Only a parent could offer the kind of advice Jessica Donnelly got when she started her first job: "My old-fashioned mother warned me to have my clothes ready and bag packed the night before," says Donnelly, a 2005 Marist College graduate who works for a New York City-based public relations firm. "She also told me to eat a good breakfast and arrive early."
But it turns out Mom's seemingly simplistic advice was more valuable than Donnelly thought. "Those little precautions helped to make a nerve-filled morning run more smoothly," she says.
Your first day of work will help define you in the eyes of your new coworkers. Make a good first impression, and you'll soon be viewed as a capable, respected colleague. But a bad first impression could mean months or years of trying to undo the damage. Here's what you can do -- both before and during your start date -- to be remembered for all the right reasons.
Before Your First Day
Relearn How to Sleep: Two weeks before your first day, start establishing the sleep habits you'll follow when your new job begins. If you're usually out well past midnight on weeknights, get home earlier or, even better, stay home more often than not. And if you know your new job will require you to wake up at 6 a.m. to catch a 7 a.m. train, start going to bed at 10 p.m. or 11 p.m.

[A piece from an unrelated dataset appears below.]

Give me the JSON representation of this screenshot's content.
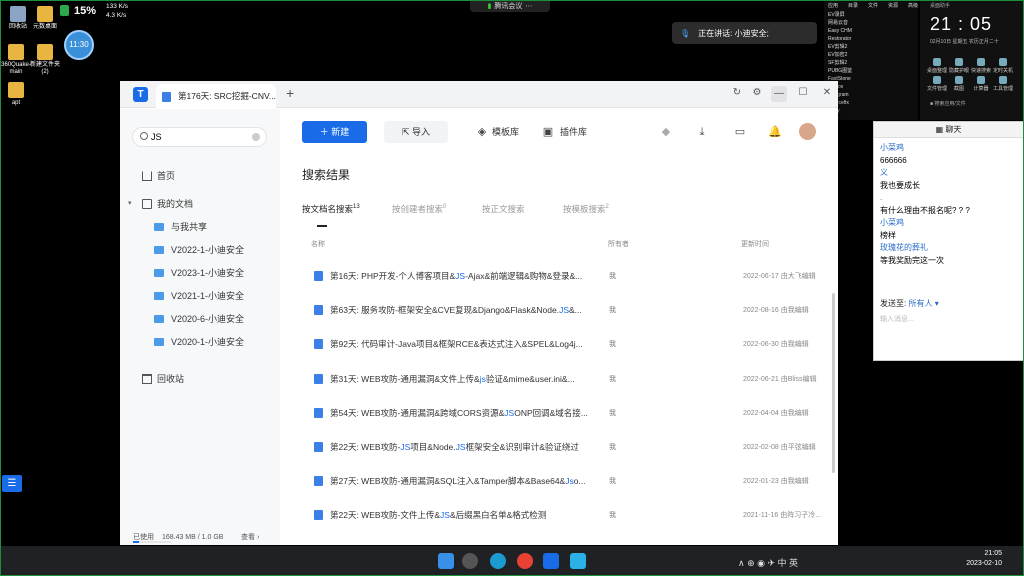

"Most new graduates underestimate how exhausting it is to work a full eight hours," says Carol Vellucci, assistant to the president for communications at Towson University.
Study the Organization: The more you know about your new company and its activities before you start, the faster you'll get up to speed.
"I read everything I could on the company to prepare myself for my first day," says Mike Adorno, an Ithaca College graduate who works for Articulate Communications in New York City. That included not only Articulate's Web site but also its clients' Web sites.
On Your First Day
Bring a Notebook -- and Use It: You'll be meeting new people and trying to remember their names, learning about office procedures, becoming familiar with the work environment and discovering how your work fits in with that of your department and colleagues. All of this information can be overwhelming.
"No one can remember it all," says Michael Smith, a professor of mass communications at Campbell University who teaches a course for his department's interns. "So write it down."
Listen and Ask Questions More Than You Talk: When you were in job search mode, it probably took awhile to adjust to talking about yourself and your many outstanding skills and achievements. Now it's time to listen and ask questions instead.
"No one likes a mouthy know-it-all," says Patrick Gray, president of consulting firm Prevoyance Group. "Keeping your ears open can turn into a competitive advantage when you're able to crack the culture of your new home more quickly and become a more productive and insightful employee."
Be Ready for Either Indifference or Instant Action: You might be welcomed to the organization with apparent indifference -- no cubicle, no security badge or even no work to do, says Gray. "Keep a smile on your face, and go with the flow for the first couple of days," he says. "Things will usually get sorted out."
On the other hand, don't be surprised if you're tossed right into the proverbial fire. That's what happened to Cara Chancellor, a 2006 Yale University graduate who works for public relations firm O'Connell and Goldberg. The company immediately called upon Chancellor's fluency in French to pursue a media placement. "Six French phone calls and innumerable French emails later, we secured an interview with Le Monde, the largest and most popular newspaper in France," she says.
What a way to start the day -- and a new job.